Effectively Engaging and Supporting Our Veteran Students
Dr. Darren Hayes, Assistant Professor; Vanessa Herman, AVP Government & Community Relations; Bonita Rodriguez, Pace SVA President; Jacob Conner, Timothy, Tenney and Robert Diaz, student veterans, Pace University

Veteran undergraduates make up roughly 4 percent of the national student body and Pace University serves more than 300 student veterans. Dr. Darren Hayes, Pace Student Veterans Advisor, will discuss how our military veteran students have distinctive needs and sometimes a different perspective with regards to academic qualifications and career services. This discussion will also debunk many of the myths surrounding veterans in universities nationwide, and will involve both current enrolled veterans and Pace alumni, who will share their experiences about their education, career aspirations and successes. Ways in which we can increase enrollment and maintain strong rates of retention and graduation will be discussed. We will also provide an overview of UNV 101 for Veterans, a unique class that Pace offers to all incoming student veterans which will include a review of the fall 2017 syllabus and a discussion about the issues our student veterans are facing and how they are addressed.


Academic Advisement Strategies to Improve Retention and Progression
Dr. Edward Callen, Professor and Chair, University of South Carolina Aiken

This roundtable will share the strategic academic advisement-related recommendations for improved retention and progression at the University of South Carolina Aiken. The four categories of recommendations include: Organization Items, Programmatic/Process Items, Reporting/Communication Items, and Other Pertinent Recommendations. Initial successes and challenges will be discussed.


We Don’t Have to Do this Alone!
Alan Kramer, Co-Director, Center for Higher Education Retention Excellence (CHERE)

A group of educators from New York and Connecticut are in the process of creating a regional network to support student success and persistence initiatives, including college faculty and staff, K-12 public and private school leaders, state agency representatives, grant funders, community organizations supporting student success, etc.
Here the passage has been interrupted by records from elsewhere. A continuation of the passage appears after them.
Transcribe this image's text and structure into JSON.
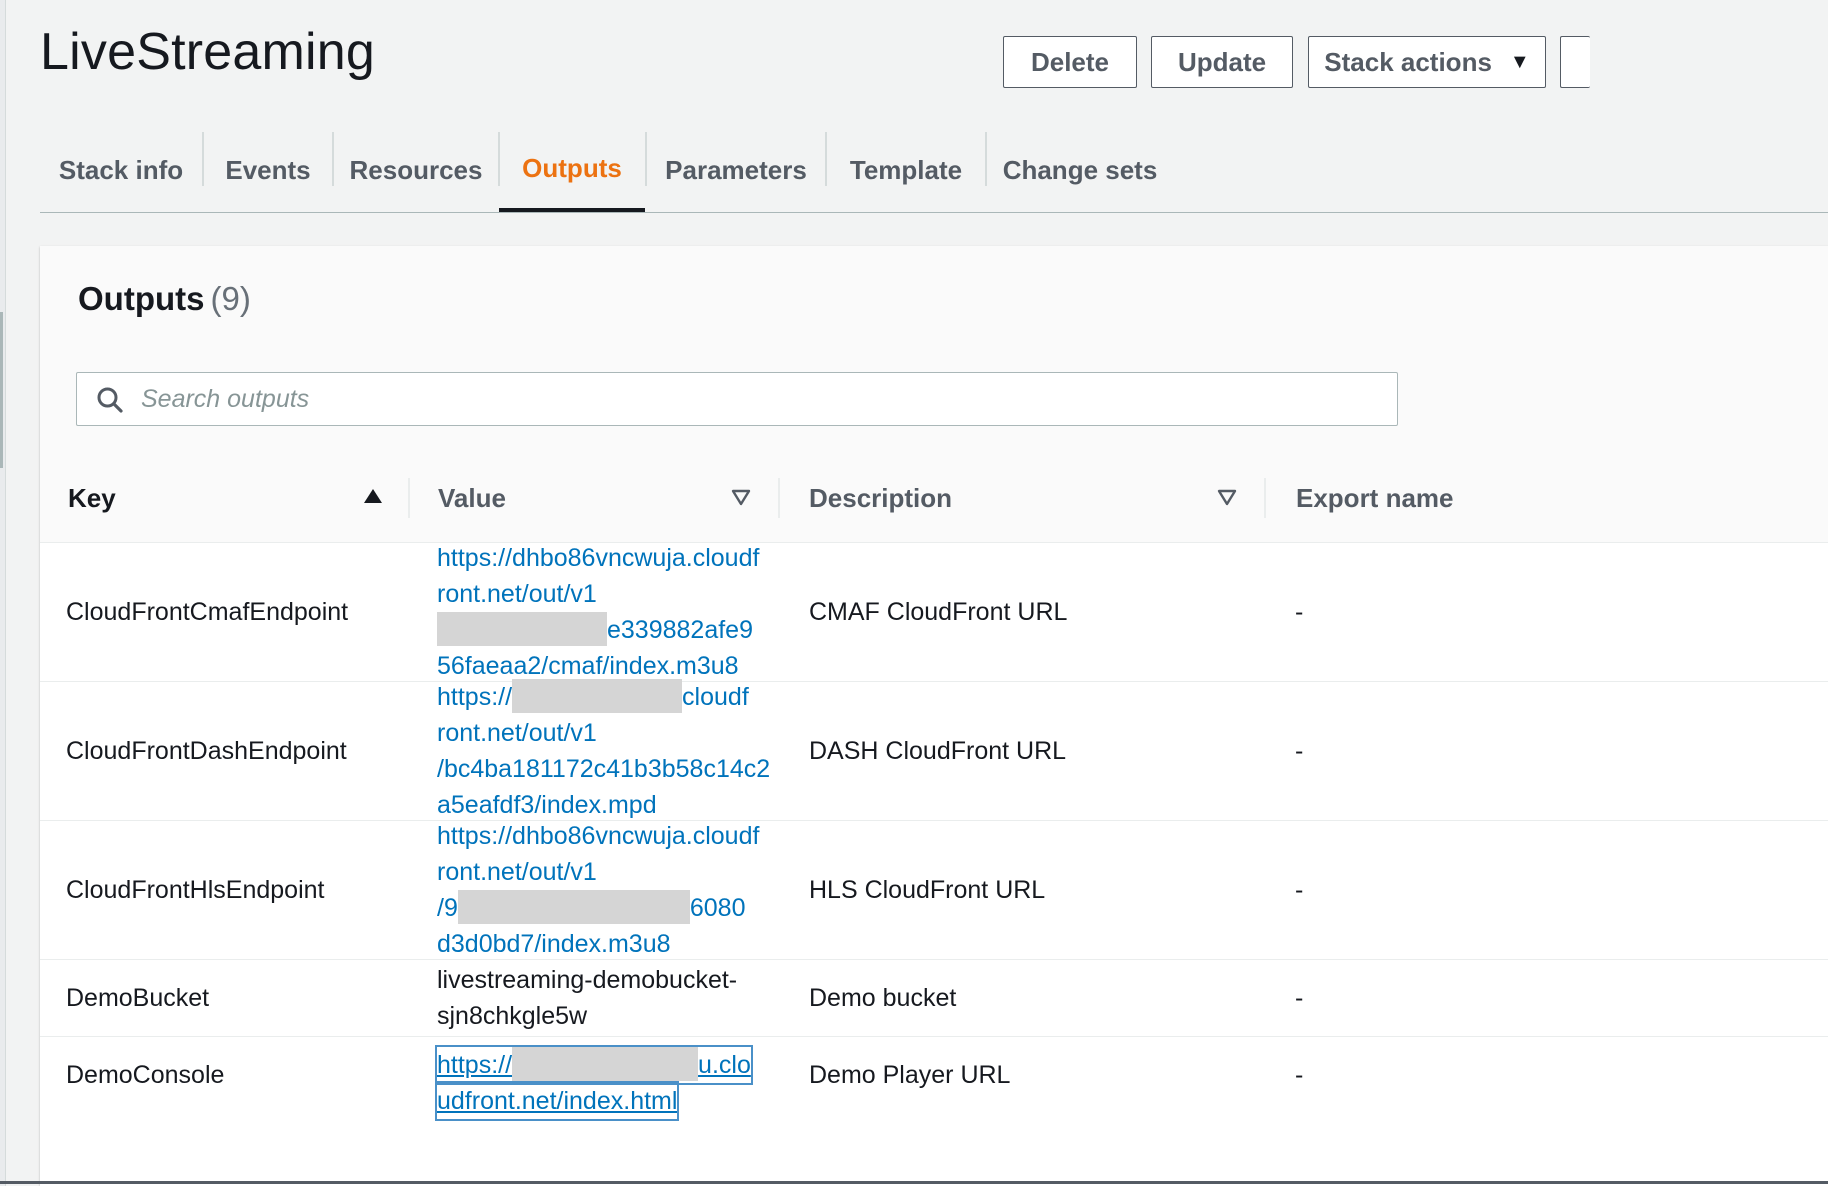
{
  "stack": {
    "title": "LiveStreaming"
  },
  "header_actions": {
    "delete": "Delete",
    "update": "Update",
    "stack_actions": "Stack actions"
  },
  "tabs": [
    {
      "label": "Stack info"
    },
    {
      "label": "Events"
    },
    {
      "label": "Resources"
    },
    {
      "label": "Outputs",
      "active": true
    },
    {
      "label": "Parameters"
    },
    {
      "label": "Template"
    },
    {
      "label": "Change sets"
    }
  ],
  "outputs": {
    "title": "Outputs",
    "count": "(9)",
    "search_placeholder": "Search outputs",
    "columns": {
      "key": "Key",
      "value": "Value",
      "description": "Description",
      "export": "Export name"
    },
    "rows": [
      {
        "key": "CloudFrontCmafEndpoint",
        "value_lines": [
          "https://dhbo86vncwuja.cloudf",
          "ront.net/out/v1",
          "e339882afe9",
          "56faeaa2/cmaf/index.m3u8"
        ],
        "description": "CMAF CloudFront URL",
        "export": "-"
      },
      {
        "key": "CloudFrontDashEndpoint",
        "value_lines": [
          "https://",
          "cloudf",
          "ront.net/out/v1",
          "/bc4ba181172c41b3b58c14c2",
          "a5eafdf3/index.mpd"
        ],
        "description": "DASH CloudFront URL",
        "export": "-"
      },
      {
        "key": "CloudFrontHlsEndpoint",
        "value_lines": [
          "https://dhbo86vncwuja.cloudf",
          "ront.net/out/v1",
          "/9",
          "6080",
          "d3d0bd7/index.m3u8"
        ],
        "description": "HLS CloudFront URL",
        "export": "-"
      },
      {
        "key": "DemoBucket",
        "value_lines": [
          "livestreaming-demobucket-",
          "sjn8chkgle5w"
        ],
        "description": "Demo bucket",
        "export": "-"
      },
      {
        "key": "DemoConsole",
        "value_lines": [
          "https://",
          "u.clo",
          "udfront.net/index.html"
        ],
        "description": "Demo Player URL",
        "export": "-"
      }
    ]
  },
  "colors": {
    "accent": "#ec7211",
    "link": "#0073bb",
    "text": "#16191f",
    "muted": "#545b64"
  },
  "icons": {
    "search": "search-icon",
    "sort_asc": "caret-up-icon",
    "sort": "caret-down-outline-icon",
    "dropdown": "caret-down-icon"
  }
}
This session is devoted to exploring ways that we can collaborate to help with this work and need to expand in the future: Sharing ideas and program models, coordinating training to include multiple campuses, planning conferences that meet shared needs and even developing multi-college grant applications.
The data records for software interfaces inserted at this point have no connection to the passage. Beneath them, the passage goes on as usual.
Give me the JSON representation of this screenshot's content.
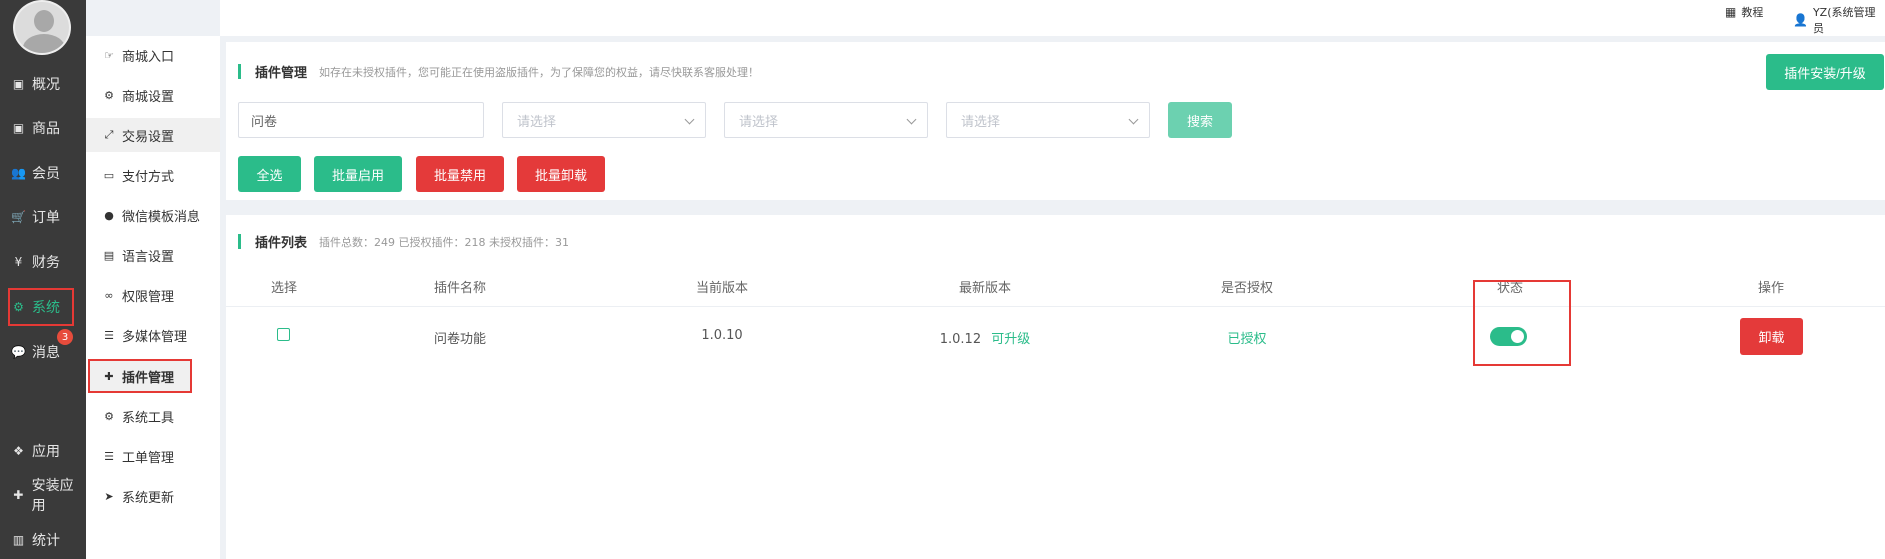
{
  "sidebar_main": {
    "items": [
      {
        "label": "概况",
        "icon": "calendar-icon"
      },
      {
        "label": "商品",
        "icon": "box-icon"
      },
      {
        "label": "会员",
        "icon": "users-icon"
      },
      {
        "label": "订单",
        "icon": "cart-icon"
      },
      {
        "label": "财务",
        "icon": "yen-icon"
      },
      {
        "label": "系统",
        "icon": "share-nodes-icon"
      },
      {
        "label": "消息",
        "icon": "chat-icon"
      },
      {
        "label": "应用",
        "icon": "cubes-icon"
      },
      {
        "label": "安装应用",
        "icon": "puzzle-icon"
      },
      {
        "label": "统计",
        "icon": "bar-chart-icon"
      }
    ],
    "message_badge": "3"
  },
  "sidebar_sub": {
    "items": [
      {
        "label": "商城入口",
        "icon": "hand-point-icon"
      },
      {
        "label": "商城设置",
        "icon": "gear-icon"
      },
      {
        "label": "交易设置",
        "icon": "exchange-icon"
      },
      {
        "label": "支付方式",
        "icon": "credit-card-icon"
      },
      {
        "label": "微信模板消息",
        "icon": "wechat-icon"
      },
      {
        "label": "语言设置",
        "icon": "language-icon"
      },
      {
        "label": "权限管理",
        "icon": "link-icon"
      },
      {
        "label": "多媒体管理",
        "icon": "list-icon"
      },
      {
        "label": "插件管理",
        "icon": "puzzle-icon"
      },
      {
        "label": "系统工具",
        "icon": "gear-icon"
      },
      {
        "label": "工单管理",
        "icon": "list-icon"
      },
      {
        "label": "系统更新",
        "icon": "send-icon"
      }
    ]
  },
  "topbar": {
    "tutorial": "教程",
    "user": "YZ(系统管理员"
  },
  "plugin_manage": {
    "title": "插件管理",
    "notice": "如存在未授权插件，您可能正在使用盗版插件，为了保障您的权益，请尽快联系客服处理！",
    "install_button": "插件安装/升级",
    "search_value": "问卷",
    "select_placeholder_1": "请选择",
    "select_placeholder_2": "请选择",
    "select_placeholder_3": "请选择",
    "search_button": "搜索",
    "select_all": "全选",
    "batch_enable": "批量启用",
    "batch_disable": "批量禁用",
    "batch_uninstall": "批量卸载"
  },
  "plugin_list": {
    "title": "插件列表",
    "summary": "插件总数：249 已授权插件：218 未授权插件：31",
    "columns": [
      "选择",
      "插件名称",
      "当前版本",
      "最新版本",
      "是否授权",
      "状态",
      "操作"
    ],
    "rows": [
      {
        "name": "问卷功能",
        "current_version": "1.0.10",
        "latest_version": "1.0.12",
        "upgrade_label": "可升级",
        "authorized": "已授权",
        "enabled": true,
        "action": "卸载"
      }
    ]
  },
  "colors": {
    "accent": "#2bbc8a",
    "danger": "#e43a3a",
    "sidebar_bg": "#3a3a3a"
  }
}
A Conversation about Faculty Role in Student Success
Dr. Adelia Williams, Professor, Modern Languages and Cultures, Pace University
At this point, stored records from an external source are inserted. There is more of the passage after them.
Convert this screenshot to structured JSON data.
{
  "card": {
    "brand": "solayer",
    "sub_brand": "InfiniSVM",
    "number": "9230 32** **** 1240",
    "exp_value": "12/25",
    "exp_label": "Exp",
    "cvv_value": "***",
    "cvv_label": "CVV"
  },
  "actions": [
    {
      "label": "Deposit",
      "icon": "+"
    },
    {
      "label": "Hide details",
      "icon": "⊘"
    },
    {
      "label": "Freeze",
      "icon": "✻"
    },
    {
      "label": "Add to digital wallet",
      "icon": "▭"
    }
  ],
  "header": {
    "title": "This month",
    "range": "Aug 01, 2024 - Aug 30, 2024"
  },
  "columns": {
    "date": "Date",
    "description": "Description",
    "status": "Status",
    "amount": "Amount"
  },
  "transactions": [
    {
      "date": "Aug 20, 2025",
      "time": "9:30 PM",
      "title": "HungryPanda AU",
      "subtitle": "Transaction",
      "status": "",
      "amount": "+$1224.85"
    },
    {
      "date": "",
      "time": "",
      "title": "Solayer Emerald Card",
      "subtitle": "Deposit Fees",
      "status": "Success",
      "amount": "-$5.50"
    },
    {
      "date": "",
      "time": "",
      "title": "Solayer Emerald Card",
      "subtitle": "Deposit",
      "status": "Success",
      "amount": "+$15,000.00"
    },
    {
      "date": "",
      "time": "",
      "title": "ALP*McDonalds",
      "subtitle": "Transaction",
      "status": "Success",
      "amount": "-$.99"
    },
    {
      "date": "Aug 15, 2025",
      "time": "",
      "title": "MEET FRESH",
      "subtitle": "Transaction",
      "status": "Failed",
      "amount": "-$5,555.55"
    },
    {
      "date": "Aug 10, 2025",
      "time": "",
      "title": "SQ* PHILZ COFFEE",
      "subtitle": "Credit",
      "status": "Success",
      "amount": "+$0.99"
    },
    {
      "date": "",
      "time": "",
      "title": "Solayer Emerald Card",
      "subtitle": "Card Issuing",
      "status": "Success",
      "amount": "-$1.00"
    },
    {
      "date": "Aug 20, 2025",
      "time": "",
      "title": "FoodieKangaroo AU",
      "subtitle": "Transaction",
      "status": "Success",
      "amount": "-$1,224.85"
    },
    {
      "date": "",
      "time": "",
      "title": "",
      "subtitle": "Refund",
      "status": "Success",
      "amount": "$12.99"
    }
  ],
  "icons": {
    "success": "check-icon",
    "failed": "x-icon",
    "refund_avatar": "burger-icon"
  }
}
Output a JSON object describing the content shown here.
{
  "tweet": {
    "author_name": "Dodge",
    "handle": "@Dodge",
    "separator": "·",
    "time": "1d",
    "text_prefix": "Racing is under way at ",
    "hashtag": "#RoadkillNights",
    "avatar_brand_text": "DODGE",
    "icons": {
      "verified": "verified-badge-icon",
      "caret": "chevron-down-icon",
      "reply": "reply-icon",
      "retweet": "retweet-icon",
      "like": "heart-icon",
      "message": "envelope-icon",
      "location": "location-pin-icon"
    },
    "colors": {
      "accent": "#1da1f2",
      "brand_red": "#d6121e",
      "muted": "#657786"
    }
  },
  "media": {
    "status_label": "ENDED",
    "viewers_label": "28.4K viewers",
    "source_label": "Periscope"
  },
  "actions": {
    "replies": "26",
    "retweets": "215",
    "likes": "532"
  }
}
According to Alexander Astin, UCLA HERI, “Student-faculty interaction has a stronger relationship to student satisfaction... than any other involvement variable, or indeed, any other student or institutional characteristic.” Using the 63 steps proposed in The Role of Faculty in Student Retention (prepared by the Western Association of Schools and Colleges Academic Conference) as a point of departure, faculty will share strategies and methods they have used effectively in helping to improve their students’ success. These simple and accessible actions are not burdensome to faculty and provide impactful results. Topics will include faculty-student interaction, classroom management, and both student-and faculty- initiated activities. In a spirit of collaboration, we will discuss these practices within an effective and psychological framework, and will leave the session with a “Toolbox” of techniques.